|USRE37221||Apr 20, 2000||Jun 12, 2001||Lucent Technologies Inc.||Power converter adaptively driven|
|Citing Patent||Filing date||Publication date||Applicant||Title|
|US7535206 *||Nov 12, 2004||May 19, 2009||Seiko Instruments Inc.||Synchronous rectifying type switching regulator control circuit and semiconductor integrated circuit including the same|
|US7723970||Feb 24, 2006||May 25, 2010||Zilker Labs, Inc.||Method for pre-bias correction during turn-on of switching power regulators|
|US8169798 *||Feb 20, 2008||May 1, 2012||Samsung Electronics Co., Ltd.||Synchronous rectifier circuit and multi-output power supply device using the same|
|US8432146||May 4, 2010||Apr 30, 2013||Zilker Labs, Inc.||Correcting pre-bias during turn-on of switching power regulators|
|US8891268 *||May 28, 2010||Nov 18, 2014||Texas Instruments Incorporated||System and method for soft-starting an isolated power supply system|
|US20050122750 *||Nov 12, 2004||Jun 9, 2005||Yoshihide Kanakubo||Synchronous rectifying type switching regulator control circuit and semiconductor integrated circuit including the same|
|US20080309162 *||Feb 20, 2008||Dec 18, 2008||Samsung Electronics Co., Ltd.||Synchronous rectifier circuit and multi-output power supply device using the same|
|US20100213914 *||May 4, 2010||Aug 26, 2010||Fernald Kenneth W||Correcting pre-bias during turn-on of switching power regulators|
|US20110205764 *||May 28, 2010||Aug 25, 2011||Lin Sheng||System and method for soft-starting an isolated power supply system|

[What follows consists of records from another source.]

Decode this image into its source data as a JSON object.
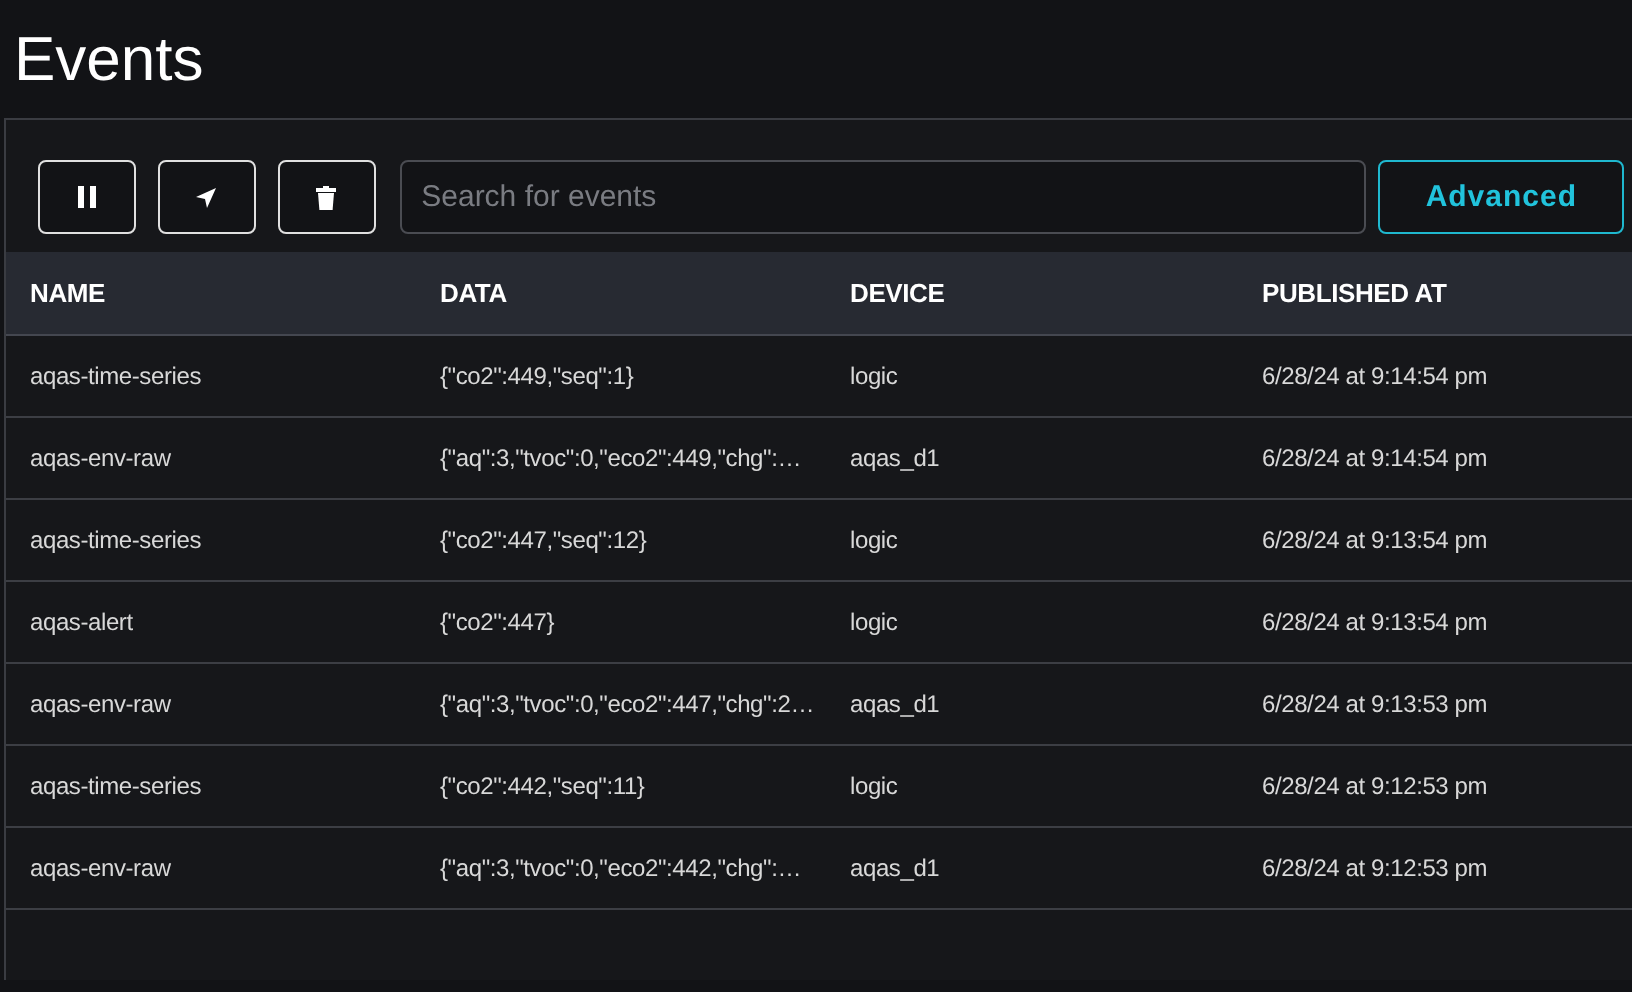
{
  "page": {
    "title": "Events"
  },
  "toolbar": {
    "buttons": [
      {
        "kind": "pause"
      },
      {
        "kind": "send"
      },
      {
        "kind": "trash"
      }
    ],
    "search": {
      "placeholder": "Search for events"
    },
    "advanced_button": "Advanced"
  },
  "table": {
    "columns": [
      "NAME",
      "DATA",
      "DEVICE",
      "PUBLISHED AT"
    ],
    "rows": [
      [
        "aqas-time-series",
        "{\"co2\":449,\"seq\":1}",
        "logic",
        "6/28/24 at 9:14:54 pm"
      ],
      [
        "aqas-env-raw",
        "{\"aq\":3,\"tvoc\":0,\"eco2\":449,\"chg\":…",
        "aqas_d1",
        "6/28/24 at 9:14:54 pm"
      ],
      [
        "aqas-time-series",
        "{\"co2\":447,\"seq\":12}",
        "logic",
        "6/28/24 at 9:13:54 pm"
      ],
      [
        "aqas-alert",
        "{\"co2\":447}",
        "logic",
        "6/28/24 at 9:13:54 pm"
      ],
      [
        "aqas-env-raw",
        "{\"aq\":3,\"tvoc\":0,\"eco2\":447,\"chg\":2…",
        "aqas_d1",
        "6/28/24 at 9:13:53 pm"
      ],
      [
        "aqas-time-series",
        "{\"co2\":442,\"seq\":11}",
        "logic",
        "6/28/24 at 9:12:53 pm"
      ],
      [
        "aqas-env-raw",
        "{\"aq\":3,\"tvoc\":0,\"eco2\":442,\"chg\":…",
        "aqas_d1",
        "6/28/24 at 9:12:53 pm"
      ]
    ]
  }
}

|CN100486087C||Sep 15, 2005||May 6, 2009||崇贸科技股份有限公司||Voltage reducing converter|
|WO2009105943A1 *||May 15, 2008||Sep 3, 2009||System General Corp.||A synchronous rectifying circuit for flexible switching power converter|
|U.S. Classification||363/21.06, 363/21.14|
|Cooperative Classification||Y02B70/1475, H02M3/33592|
|Mar 11, 2004||AS||Assignment|
Owner name: ARTESYN TECHNOLOGIES, INC., FLORIDA
Free format text: ASSIGNMENT OF ASSIGNORS INTEREST;ASSIGNORS:PERRY, MARTY;POYNTON, IAN;REEL/FRAME:015064/0149
Effective date: 20040309
|Dec 29, 2008||FPAY||Fee payment|
Year of fee payment: 4
|Feb 11, 2013||REMI||Maintenance fee reminder mailed|
|Jun 28, 2013||LAPS||Lapse for failure to pay maintenance fees|
|Aug 20, 2013||FP||Expired due to failure to pay maintenance fee|
Effective date: 20130628